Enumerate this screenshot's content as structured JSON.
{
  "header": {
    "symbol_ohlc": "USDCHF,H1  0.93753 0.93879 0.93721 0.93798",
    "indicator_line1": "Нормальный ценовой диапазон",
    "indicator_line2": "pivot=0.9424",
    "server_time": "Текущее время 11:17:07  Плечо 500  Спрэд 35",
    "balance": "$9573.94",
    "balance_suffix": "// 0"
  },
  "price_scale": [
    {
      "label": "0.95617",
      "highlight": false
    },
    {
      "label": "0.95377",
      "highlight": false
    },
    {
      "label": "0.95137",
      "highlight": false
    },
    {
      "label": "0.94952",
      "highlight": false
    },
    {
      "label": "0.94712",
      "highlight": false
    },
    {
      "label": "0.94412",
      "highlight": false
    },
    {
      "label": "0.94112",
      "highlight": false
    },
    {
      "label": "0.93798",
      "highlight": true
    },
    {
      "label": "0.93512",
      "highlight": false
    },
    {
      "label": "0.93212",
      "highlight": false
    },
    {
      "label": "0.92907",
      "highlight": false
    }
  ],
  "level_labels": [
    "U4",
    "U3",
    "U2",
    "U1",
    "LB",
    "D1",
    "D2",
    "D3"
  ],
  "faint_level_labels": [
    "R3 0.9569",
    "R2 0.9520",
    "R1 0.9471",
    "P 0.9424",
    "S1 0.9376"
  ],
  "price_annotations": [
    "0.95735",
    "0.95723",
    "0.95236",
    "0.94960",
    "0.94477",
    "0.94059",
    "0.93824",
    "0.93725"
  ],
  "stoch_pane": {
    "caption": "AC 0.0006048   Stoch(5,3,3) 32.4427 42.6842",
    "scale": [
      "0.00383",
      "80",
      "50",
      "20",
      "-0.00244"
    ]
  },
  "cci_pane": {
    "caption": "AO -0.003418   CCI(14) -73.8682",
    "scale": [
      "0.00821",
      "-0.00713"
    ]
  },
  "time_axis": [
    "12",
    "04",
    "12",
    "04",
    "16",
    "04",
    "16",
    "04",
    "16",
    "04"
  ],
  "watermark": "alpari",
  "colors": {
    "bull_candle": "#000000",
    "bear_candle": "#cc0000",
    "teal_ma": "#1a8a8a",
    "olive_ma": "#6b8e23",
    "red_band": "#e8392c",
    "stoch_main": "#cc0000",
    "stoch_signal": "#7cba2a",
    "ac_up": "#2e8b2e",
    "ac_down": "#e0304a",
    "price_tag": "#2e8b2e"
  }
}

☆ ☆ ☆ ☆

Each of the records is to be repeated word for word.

*FINAL ANSWER:*
Enumerate this screenshot's content as structured JSON.
{
  "header": {
    "symbol_ohlc": "USDCHF,H1  0.93753 0.93879 0.93721 0.93798",
    "indicator_line1": "Нормальный ценовой диапазон",
    "indicator_line2": "pivot=0.9424",
    "server_time": "Текущее время 11:17:07  Плечо 500  Спрэд 35",
    "balance": "$9573.94",
    "balance_suffix": "// 0"
  },
  "price_scale": [
    {
      "label": "0.95617",
      "highlight": false
    },
    {
      "label": "0.95377",
      "highlight": false
    },
    {
      "label": "0.95137",
      "highlight": false
    },
    {
      "label": "0.94952",
      "highlight": false
    },
    {
      "label": "0.94712",
      "highlight": false
    },
    {
      "label": "0.94412",
      "highlight": false
    },
    {
      "label": "0.94112",
      "highlight": false
    },
    {
      "label": "0.93798",
      "highlight": true
    },
    {
      "label": "0.93512",
      "highlight": false
    },
    {
      "label": "0.93212",
      "highlight": false
    },
    {
      "label": "0.92907",
      "highlight": false
    }
  ],
  "level_labels": [
    "U4",
    "U3",
    "U2",
    "U1",
    "LB",
    "D1",
    "D2",
    "D3"
  ],
  "faint_level_labels": [
    "R3 0.9569",
    "R2 0.9520",
    "R1 0.9471",
    "P 0.9424",
    "S1 0.9376"
  ],
  "price_annotations": [
    "0.95735",
    "0.95723",
    "0.95236",
    "0.94960",
    "0.94477",
    "0.94059",
    "0.93824",
    "0.93725"
  ],
  "stoch_pane": {
    "caption": "AC 0.0006048   Stoch(5,3,3) 32.4427 42.6842",
    "scale": [
      "0.00383",
      "80",
      "50",
      "20",
      "-0.00244"
    ]
  },
  "cci_pane": {
    "caption": "AO -0.003418   CCI(14) -73.8682",
    "scale": [
      "0.00821",
      "-0.00713"
    ]
  },
  "time_axis": [
    "12",
    "04",
    "12",
    "04",
    "16",
    "04",
    "16",
    "04",
    "16",
    "04"
  ],
  "watermark": "alpari",
  "colors": {
    "bull_candle": "#000000",
    "bear_candle": "#cc0000",
    "teal_ma": "#1a8a8a",
    "olive_ma": "#6b8e23",
    "red_band": "#e8392c",
    "stoch_main": "#cc0000",
    "stoch_signal": "#7cba2a",
    "ac_up": "#2e8b2e",
    "ac_down": "#e0304a",
    "price_tag": "#2e8b2e"
  }
}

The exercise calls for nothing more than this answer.